Some of these bodies date back to that very communications revolution triggered by mail, which allowed Charles Darwin to assemble the data from around the world to give him sufficient confidence to publish the theory which has been used to provide a framework for this paper. The question is whether these institutions can enable post to adapt quickly enough for the speed of e-commerce?
Cooperation must be the answer
The companies that are currently gaining market share in cross border e-commerce shipments are: privately owned, sales driven, asset lite, not unionized, and technology savvy. They do not seek to improve post or express – they seek to pick and choose the best and to discard the rest.
Their investment is in domain knowledge and software to create the solutions that consumers tell retailers they want: fast, economical, fully tracked, and with choice. These companies are taking the technique of direct injection to new levels by un-bundling the major components of collection, line haul, clearance and final-mile delivery, and re-assembling them to create superior solutions in weeks. They are using platform style software to overcome the translation challenges in processing labels, manifests and tracking data in the specific formats of each post and express company.
The most innovative posts are seeking multiple collaborators from the private sector for mutual benefit. Japan Post has bought Toll, the logistics company.
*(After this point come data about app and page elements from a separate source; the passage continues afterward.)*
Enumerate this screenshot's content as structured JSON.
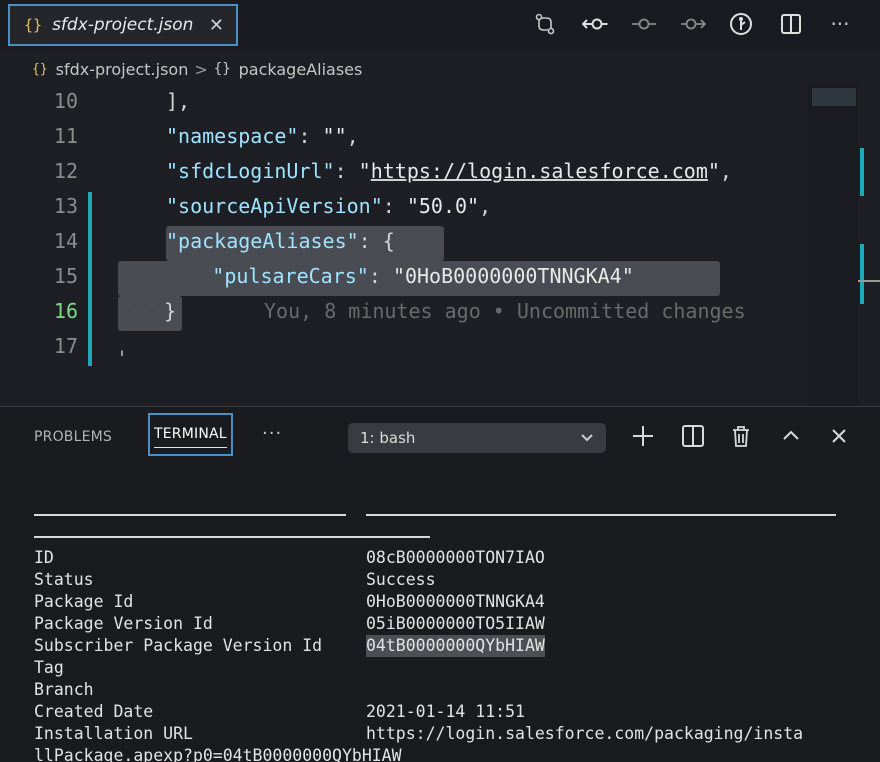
{
  "tab": {
    "icon": "{}",
    "title": "sfdx-project.json",
    "close": "✕"
  },
  "toolbar": {
    "icons": [
      "compare-changes-icon",
      "git-previous-icon",
      "git-commit-icon",
      "git-next-icon",
      "git-lens-icon",
      "split-editor-icon",
      "more-actions-icon"
    ]
  },
  "breadcrumb": {
    "icon": "{}",
    "file": "sfdx-project.json",
    "separator": ">",
    "object_icon": "{}",
    "node": "packageAliases"
  },
  "editor": {
    "lines": [
      {
        "num": "10",
        "code": "],",
        "type": "plain"
      },
      {
        "num": "11",
        "key": "\"namespace\"",
        "colon": ": ",
        "value": "\"\"",
        "tail": ","
      },
      {
        "num": "12",
        "key": "\"sfdcLoginUrl\"",
        "colon": ": ",
        "q1": "\"",
        "url": "https://login.salesforce.com",
        "q2": "\"",
        "tail": ","
      },
      {
        "num": "13",
        "key": "\"sourceApiVersion\"",
        "colon": ": ",
        "value": "\"50.0\"",
        "tail": ","
      },
      {
        "num": "14",
        "key": "\"packageAliases\"",
        "colon": ": ",
        "value": "{",
        "tail": ""
      },
      {
        "num": "15",
        "key": "\"pulsareCars\"",
        "colon": ": ",
        "value": "\"0HoB0000000TNNGKA4\"",
        "tail": ""
      },
      {
        "num": "16",
        "value": "}",
        "blame": "You, 8 minutes ago • Uncommitted changes"
      },
      {
        "num": "17",
        "value": ""
      }
    ],
    "active_line": "16",
    "accent_color": "#1fa9b8"
  },
  "panel": {
    "tabs": {
      "problems": "PROBLEMS",
      "terminal": "TERMINAL",
      "more": "···"
    },
    "shell_select": {
      "value": "1: bash",
      "chevron": "⌄"
    },
    "icons": [
      "new-terminal-icon",
      "split-terminal-icon",
      "kill-terminal-icon",
      "maximize-panel-icon",
      "close-panel-icon"
    ]
  },
  "terminal": {
    "rows": [
      {
        "label": "ID",
        "value": "08cB0000000TON7IAO"
      },
      {
        "label": "Status",
        "value": "Success"
      },
      {
        "label": "Package Id",
        "value": "0HoB0000000TNNGKA4"
      },
      {
        "label": "Package Version Id",
        "value": "05iB0000000TO5IIAW"
      },
      {
        "label": "Subscriber Package Version Id",
        "value": "04tB0000000QYbHIAW",
        "highlight": true
      },
      {
        "label": "Tag",
        "value": ""
      },
      {
        "label": "Branch",
        "value": ""
      },
      {
        "label": "Created Date",
        "value": "2021-01-14 11:51"
      },
      {
        "label": "Installation URL",
        "value": "https://login.salesforce.com/packaging/insta"
      }
    ],
    "wrap_line": "llPackage.apexp?p0=04tB0000000QYbHIAW"
  }
}
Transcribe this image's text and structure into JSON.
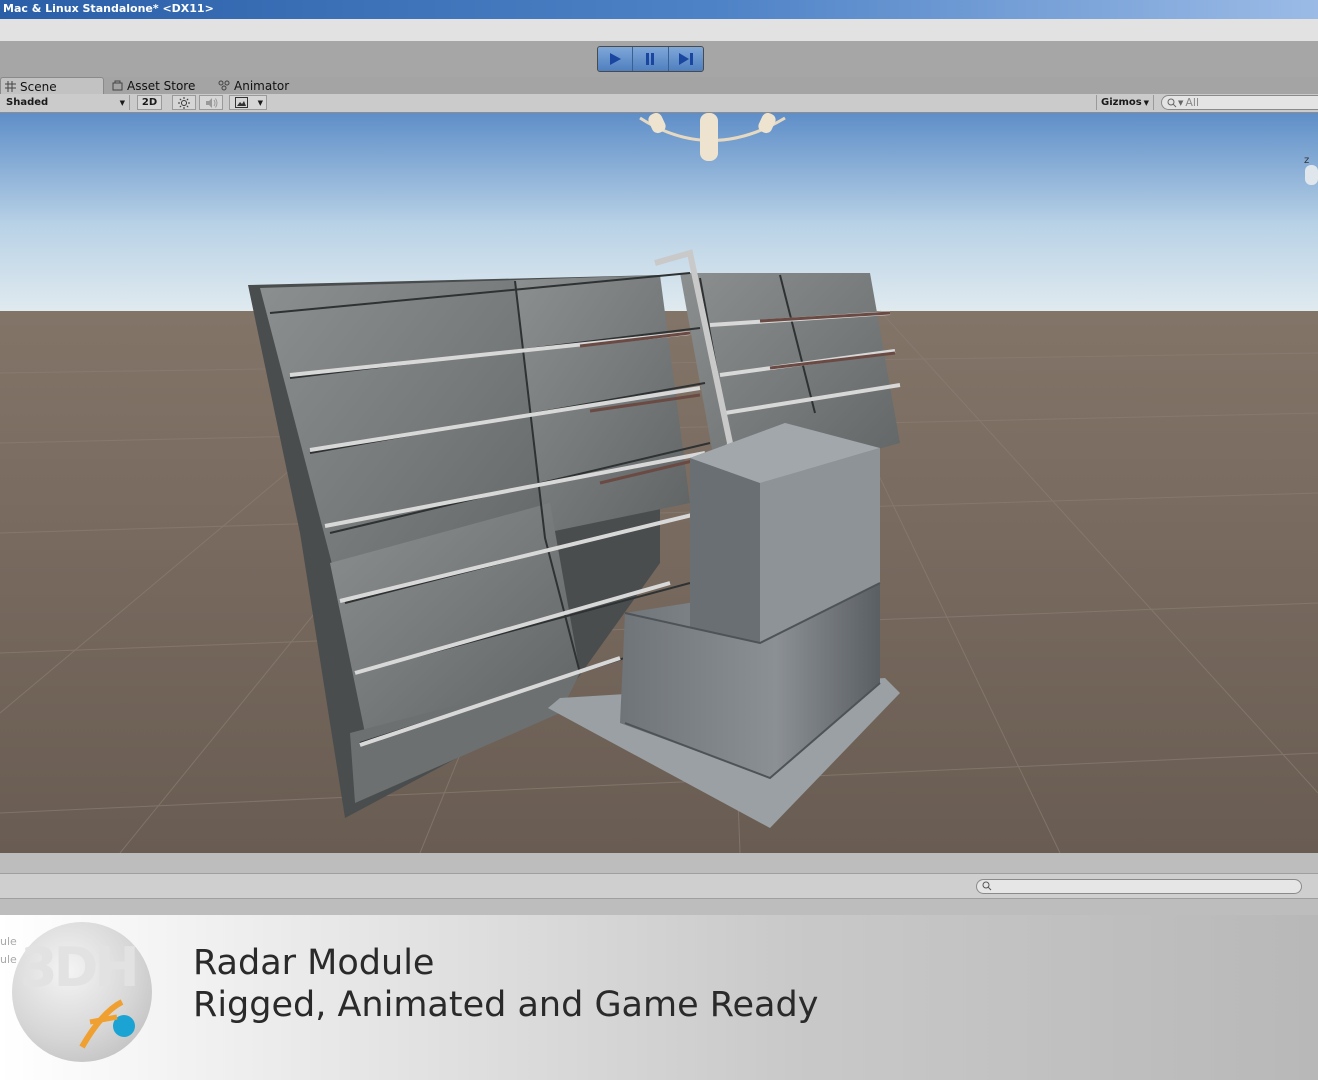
{
  "window": {
    "title": "Mac & Linux Standalone* <DX11>"
  },
  "playmode": {
    "play_icon": "play-icon",
    "pause_icon": "pause-icon",
    "step_icon": "step-icon"
  },
  "tabs": [
    {
      "label": "Scene",
      "icon": "grid-icon",
      "active": true
    },
    {
      "label": "Asset Store",
      "icon": "store-icon",
      "active": false
    },
    {
      "label": "Animator",
      "icon": "animator-icon",
      "active": false
    }
  ],
  "scene_toolbar": {
    "draw_mode": "Shaded",
    "mode_2d": "2D",
    "lighting_icon": "sun-icon",
    "audio_icon": "speaker-icon",
    "effects_icon": "image-icon",
    "gizmos_label": "Gizmos",
    "search_placeholder": "All"
  },
  "gizmo": {
    "axis_label": "z"
  },
  "caption": {
    "title": "Radar Module",
    "subtitle": "Rigged, Animated and Game Ready",
    "faded_left_1": "ule",
    "faded_left_2": "ule",
    "logo_text": "3DH"
  },
  "colors": {
    "sky_top": "#5b8cc6",
    "ground": "#6a5e55",
    "accent_blue": "#4f7fbf"
  }
}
Bpost’s international division has looked for leadership from an acquisition in this emerging space, Landmark Global. China Post has numerous agency agreements with companies specializing in cross border e-commerce such as UCS through to the joint venture Sai Cheng with Australia Post. La Poste is an investor in cross border specialist wnDirect and the Ascendia joint venture with Swiss Post. The list of who is working with who is very long and very encouraging. In biological terms the increase in the size of the gene pool is the best strategy to ensure survival in the long run in such a dynamic environment.
Cross-border e-commerce will continue to challenge postal operators’ ability to adapt at the same pace. Posts should outsource this adaptation to numerous and smaller private partners while concentrating on the core. The constitution of the core will vary from post to post but has to be focused on a dense final-mile delivery network which is easily accessible to shippers and which provides some, but certainly not all, of the services that consumers prefer for receipt of their e-commerce orders. The fittest will survive.
1: E-commerce growth forecast of 12.9% from 2014 to 2015 – Capgemini and Royal Bank of Scotland (RBS) ‘World Payments Report 2014’, Oct 15, 2014, and global e-commerce growth of 15.6% from eMarketer, July 2014
2: 83% from eMarketer, Jan 2014; 44%, 48% and 69% from MetaPack 2014 consumer research; and 60-90% from DHL e-commerce Shop the World, 2014
‘Competition and cooperation in the cross-border e-commerce ecosystem’ by Tom Forbes was first published by LIBRI Publishing in September 2015 in ‘Reinventing the Post – Building a Sustainable Future’ by Derek Osborn. The book explores how the postal sector is changing in order to meet the new challenges that lie ahead. It is also a call to action for the whole sector to play a major global leadership role as they are vulnerable to extinction.
To find out more information about the book click here.
November 13, 2015